Harvey Trueman goes at once to the private office of the President of the Paradise Coal Company.
He brings the strike matter up for consideration at once; and also the case of a widow who is bringing suit against the company for the recovery of damages for the loss of her husband who had been killed in the mines.
“You are to press the defence of this case for damages to a successful termination for the company,” are Mr. Purdy’s last words, supplemented by the remark, “I shall attend to the strike in person.”
Harvey Trueman, attorney.
Harvey Trueman steps from the County Clerk’s office into the corridor, on the second floor of the Court House at Wilkes-Barre, with the absolute knowledge that the case in hand is won.
As he pushes his way down the stairway to the first floor where the courtroom is located, he elbows through a throng of rough dressed miners—Polaks, Magyars, and here and there a man of half-Irish parentage, whose Irish name is all that is left from the Molly Maguire days to indicate the one-time ascendency of that race in the lands of the coal region.
Certain victory within his grasp—a minor victory in the long line of legal fights he has conducted for the Paradise Coal Company—he does not smile. It is a cruel thing he is about to do. Cruel? He asks himself if the sanctity of the law does not make the contemplated move right. Harvey Trueman has a code of morals, an austere code, that has made him enemies even among the people whose champion he has grown to be in three years’ practice of the law in Luzerne County, Pennsylvania.

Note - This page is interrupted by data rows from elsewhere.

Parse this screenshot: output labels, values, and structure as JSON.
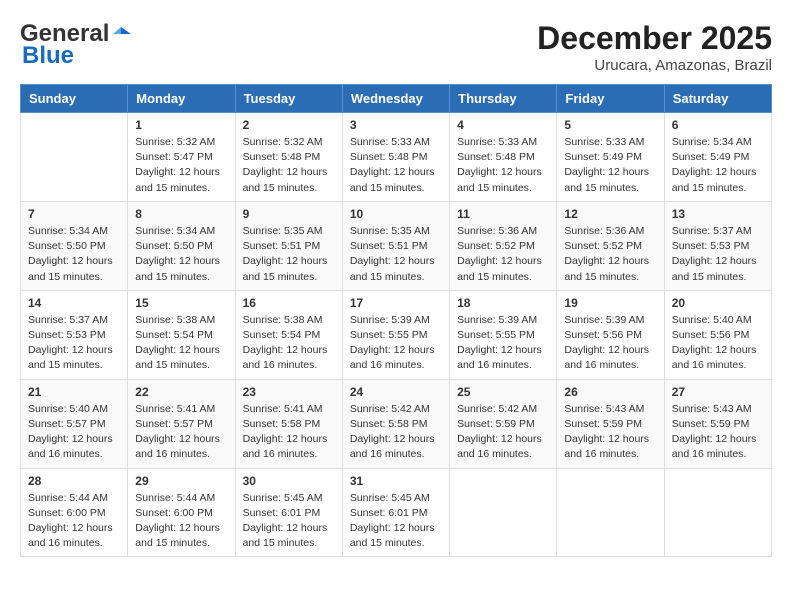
{
  "header": {
    "logo": {
      "general": "General",
      "blue": "Blue"
    },
    "title": "December 2025",
    "location": "Urucara, Amazonas, Brazil"
  },
  "weekdays": [
    "Sunday",
    "Monday",
    "Tuesday",
    "Wednesday",
    "Thursday",
    "Friday",
    "Saturday"
  ],
  "weeks": [
    [
      {
        "day": "",
        "info": ""
      },
      {
        "day": "1",
        "info": "Sunrise: 5:32 AM\nSunset: 5:47 PM\nDaylight: 12 hours\nand 15 minutes."
      },
      {
        "day": "2",
        "info": "Sunrise: 5:32 AM\nSunset: 5:48 PM\nDaylight: 12 hours\nand 15 minutes."
      },
      {
        "day": "3",
        "info": "Sunrise: 5:33 AM\nSunset: 5:48 PM\nDaylight: 12 hours\nand 15 minutes."
      },
      {
        "day": "4",
        "info": "Sunrise: 5:33 AM\nSunset: 5:48 PM\nDaylight: 12 hours\nand 15 minutes."
      },
      {
        "day": "5",
        "info": "Sunrise: 5:33 AM\nSunset: 5:49 PM\nDaylight: 12 hours\nand 15 minutes."
      },
      {
        "day": "6",
        "info": "Sunrise: 5:34 AM\nSunset: 5:49 PM\nDaylight: 12 hours\nand 15 minutes."
      }
    ],
    [
      {
        "day": "7",
        "info": "Sunrise: 5:34 AM\nSunset: 5:50 PM\nDaylight: 12 hours\nand 15 minutes."
      },
      {
        "day": "8",
        "info": "Sunrise: 5:34 AM\nSunset: 5:50 PM\nDaylight: 12 hours\nand 15 minutes."
      },
      {
        "day": "9",
        "info": "Sunrise: 5:35 AM\nSunset: 5:51 PM\nDaylight: 12 hours\nand 15 minutes."
      },
      {
        "day": "10",
        "info": "Sunrise: 5:35 AM\nSunset: 5:51 PM\nDaylight: 12 hours\nand 15 minutes."
      },
      {
        "day": "11",
        "info": "Sunrise: 5:36 AM\nSunset: 5:52 PM\nDaylight: 12 hours\nand 15 minutes."
      },
      {
        "day": "12",
        "info": "Sunrise: 5:36 AM\nSunset: 5:52 PM\nDaylight: 12 hours\nand 15 minutes."
      },
      {
        "day": "13",
        "info": "Sunrise: 5:37 AM\nSunset: 5:53 PM\nDaylight: 12 hours\nand 15 minutes."
      }
    ],
    [
      {
        "day": "14",
        "info": "Sunrise: 5:37 AM\nSunset: 5:53 PM\nDaylight: 12 hours\nand 15 minutes."
      },
      {
        "day": "15",
        "info": "Sunrise: 5:38 AM\nSunset: 5:54 PM\nDaylight: 12 hours\nand 15 minutes."
      },
      {
        "day": "16",
        "info": "Sunrise: 5:38 AM\nSunset: 5:54 PM\nDaylight: 12 hours\nand 16 minutes."
      },
      {
        "day": "17",
        "info": "Sunrise: 5:39 AM\nSunset: 5:55 PM\nDaylight: 12 hours\nand 16 minutes."
      },
      {
        "day": "18",
        "info": "Sunrise: 5:39 AM\nSunset: 5:55 PM\nDaylight: 12 hours\nand 16 minutes."
      },
      {
        "day": "19",
        "info": "Sunrise: 5:39 AM\nSunset: 5:56 PM\nDaylight: 12 hours\nand 16 minutes."
      },
      {
        "day": "20",
        "info": "Sunrise: 5:40 AM\nSunset: 5:56 PM\nDaylight: 12 hours\nand 16 minutes."
      }
    ],
    [
      {
        "day": "21",
        "info": "Sunrise: 5:40 AM\nSunset: 5:57 PM\nDaylight: 12 hours\nand 16 minutes."
      },
      {
        "day": "22",
        "info": "Sunrise: 5:41 AM\nSunset: 5:57 PM\nDaylight: 12 hours\nand 16 minutes."
      },
      {
        "day": "23",
        "info": "Sunrise: 5:41 AM\nSunset: 5:58 PM\nDaylight: 12 hours\nand 16 minutes."
      },
      {
        "day": "24",
        "info": "Sunrise: 5:42 AM\nSunset: 5:58 PM\nDaylight: 12 hours\nand 16 minutes."
      },
      {
        "day": "25",
        "info": "Sunrise: 5:42 AM\nSunset: 5:59 PM\nDaylight: 12 hours\nand 16 minutes."
      },
      {
        "day": "26",
        "info": "Sunrise: 5:43 AM\nSunset: 5:59 PM\nDaylight: 12 hours\nand 16 minutes."
      },
      {
        "day": "27",
        "info": "Sunrise: 5:43 AM\nSunset: 5:59 PM\nDaylight: 12 hours\nand 16 minutes."
      }
    ],
    [
      {
        "day": "28",
        "info": "Sunrise: 5:44 AM\nSunset: 6:00 PM\nDaylight: 12 hours\nand 16 minutes."
      },
      {
        "day": "29",
        "info": "Sunrise: 5:44 AM\nSunset: 6:00 PM\nDaylight: 12 hours\nand 15 minutes."
      },
      {
        "day": "30",
        "info": "Sunrise: 5:45 AM\nSunset: 6:01 PM\nDaylight: 12 hours\nand 15 minutes."
      },
      {
        "day": "31",
        "info": "Sunrise: 5:45 AM\nSunset: 6:01 PM\nDaylight: 12 hours\nand 15 minutes."
      },
      {
        "day": "",
        "info": ""
      },
      {
        "day": "",
        "info": ""
      },
      {
        "day": "",
        "info": ""
      }
    ]
  ]
}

He is a tall, slender, square-jawed man of thirty-six. His forehead is high and broad and his hair is worn longer than that of other young men—parted on the side and brushed back. He has thin lips and a mouth of unusual width. His mouth-line is as straight as a bowstring, and when he speaks, which is often, or smiles, which is not so frequent, he shows an even line of large white teeth.
There is something very earnest in the expression of Harvey Trueman’s face—a soberness that is seldom found in men under fifty. A straight, strong nose, large nostrils and clean shaven upper lip that is abnormally long; cheek bones that stand out prominently; gray eyes set rather deep in his head for so young a man; a square chin protruding slightly; and wearing a frock coat that falls to his knees in limp folds, Trueman is a commanding figure, full of character.
He is an inch over six feet in height. Among the miners who look straight into the eye to read character, Harvey Trueman has been pronounced an unflinching tool of the coal barons—one whose unbending will means the ultimate accomplishment of any undertaking.
Not one of the miners employed by the Paradise Coal Company has ever known the young lawyer to take an unfair advantage. But he has upheld the law for the proprietors of the mines when the men have made a fight against the “company stores,” where they are forced to spend the wages made by the sweat of their brows down in the mines or on the breakers.